Step inside The Electric Garage
by Alan Yonan Jr.| Sept. 25, 2021
Welcome to The Electric Garage! Hawaiian Electric is launching this new feature to help customers navigate Hawaii’s evolving transportation landscape where electricity is increasingly being used to power our cars, buses and other modes of transport. If we’re going to meet the state’s goal of becoming carbon net-negative by 2045, electrifying ground transportation needs to be front and center.
Hawaii’s off to a solid start and we want to make sure we keep our foot on the accelerator. We’re looking at The Electric Garage — with lively blogs, videos, tips and other useful resources — as a way to engage with customers and demystify the world of electric vehicles, or EVs. Think of The Electric Garage as the vehicular version of The Electric Kitchen. The Electric Kitchen’s roots go back nearly a century to a time when electric appliances were a novelty, and Hawaiian Electric offered folks some guidance in using new-fangled machines like toasters and refrigerators.
It wasn’t long ago that electric cars were somewhat of a curiosity in Hawaii. Remember when the first EVs began appearing about a decade ago? You would occasionally spot a Nissan Leaf here or a Mitsubishi i-MiEV there. There were also a few Chevy Volts around, but that was about it. With just over 500 EVs registered statewide by the end of 2011 they were a pretty rare sight.

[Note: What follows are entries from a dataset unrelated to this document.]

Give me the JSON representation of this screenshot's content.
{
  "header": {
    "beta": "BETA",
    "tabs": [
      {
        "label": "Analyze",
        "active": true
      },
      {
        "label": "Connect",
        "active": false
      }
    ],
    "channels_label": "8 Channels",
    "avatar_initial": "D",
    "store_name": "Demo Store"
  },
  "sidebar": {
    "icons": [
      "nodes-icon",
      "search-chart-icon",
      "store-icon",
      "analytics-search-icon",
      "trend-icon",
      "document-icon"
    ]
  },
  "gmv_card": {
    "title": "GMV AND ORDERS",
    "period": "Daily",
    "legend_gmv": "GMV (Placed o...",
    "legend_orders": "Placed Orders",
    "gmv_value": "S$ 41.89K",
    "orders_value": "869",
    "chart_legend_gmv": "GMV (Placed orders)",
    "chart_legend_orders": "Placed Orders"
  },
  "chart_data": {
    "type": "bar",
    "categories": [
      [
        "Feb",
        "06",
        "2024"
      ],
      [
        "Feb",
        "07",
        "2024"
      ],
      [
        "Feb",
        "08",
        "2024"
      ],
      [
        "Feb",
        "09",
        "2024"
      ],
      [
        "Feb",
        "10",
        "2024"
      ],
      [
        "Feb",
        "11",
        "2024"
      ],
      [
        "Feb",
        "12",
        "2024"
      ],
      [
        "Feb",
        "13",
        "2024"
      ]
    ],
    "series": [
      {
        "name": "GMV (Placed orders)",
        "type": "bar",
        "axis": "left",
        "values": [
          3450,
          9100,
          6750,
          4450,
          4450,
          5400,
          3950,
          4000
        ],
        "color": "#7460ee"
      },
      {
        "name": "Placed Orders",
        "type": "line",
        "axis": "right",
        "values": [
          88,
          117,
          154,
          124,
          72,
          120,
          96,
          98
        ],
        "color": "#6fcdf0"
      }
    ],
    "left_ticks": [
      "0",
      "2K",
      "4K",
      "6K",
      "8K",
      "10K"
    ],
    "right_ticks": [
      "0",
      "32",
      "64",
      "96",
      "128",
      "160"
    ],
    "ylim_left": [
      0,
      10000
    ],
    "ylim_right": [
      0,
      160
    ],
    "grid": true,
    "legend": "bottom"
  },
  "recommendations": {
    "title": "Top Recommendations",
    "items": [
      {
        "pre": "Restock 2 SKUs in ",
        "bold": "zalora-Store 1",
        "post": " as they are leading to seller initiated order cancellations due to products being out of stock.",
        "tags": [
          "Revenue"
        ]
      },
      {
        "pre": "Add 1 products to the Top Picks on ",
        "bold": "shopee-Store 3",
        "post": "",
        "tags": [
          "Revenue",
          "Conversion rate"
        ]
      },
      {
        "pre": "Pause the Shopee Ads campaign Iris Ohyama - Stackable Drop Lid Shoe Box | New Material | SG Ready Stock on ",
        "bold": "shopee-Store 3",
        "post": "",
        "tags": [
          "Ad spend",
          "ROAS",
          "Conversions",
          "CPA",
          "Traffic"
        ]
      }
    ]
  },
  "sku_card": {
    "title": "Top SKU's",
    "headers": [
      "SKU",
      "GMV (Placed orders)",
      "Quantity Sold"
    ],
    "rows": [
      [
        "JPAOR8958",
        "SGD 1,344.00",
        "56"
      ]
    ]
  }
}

These days, on the two-mile drive from my house to Safeway, it’s not unusual for me to see a half dozen or more EVs. And that’s probably an undercount. With all the new makes and models out there it’s not always immediately apparent whether the car I’m looking at is an EV or not. That’s when I find myself craning my neck to see if the car has a tailpipe.
There are now more than 16,000 EVs registered in Hawaii. The Hawaii Auto Dealers Association estimates that from January through June this year sales of EVs and plug-in hybrids represented 7.6% of market share statewide, ranking the Aloha State the second highest nationally after California. We are definitely beyond the “early adopter” stage — but we still have a long way to go before EVs outnumber gas-powered vehicles on our roadways.
There will be some hurdles — or “speed bumps” — as Hawaii makes the transition to electrified transportation. I’ll throw my personal situation out there as a case in point.
I live in a townhouse with a designated parking spot that is about 25 yards from my front door. I have solar PV panels that provide more than enough electricity for my family. I would love to buy an EV so I can convert some of the clean kilowatts being generated on my rooftop into clean transportation.
The problem is getting those electrons from my house to the parking spot. Do I hire a contractor to dig a trench and lay a power line? Do I buy a high-capacity portable battery pack, charge it in the house, and wheel it to where my EV would be parked?
There are definitely others in the same situation. Or the issue may be much simpler, like whether a new EV owner charging at home should rely on a 110-volt trickle charger or opt for installing a 220-volt Level 2 charger.
The Electric Garage looks forward to tackling these kinds of topics and becoming a trusted resource for folks wanting to take the EV plunge — and even those who’ve already jumped in.
Alan Yonan Jr. a senior communications specialist at Hawaiian Electric Company.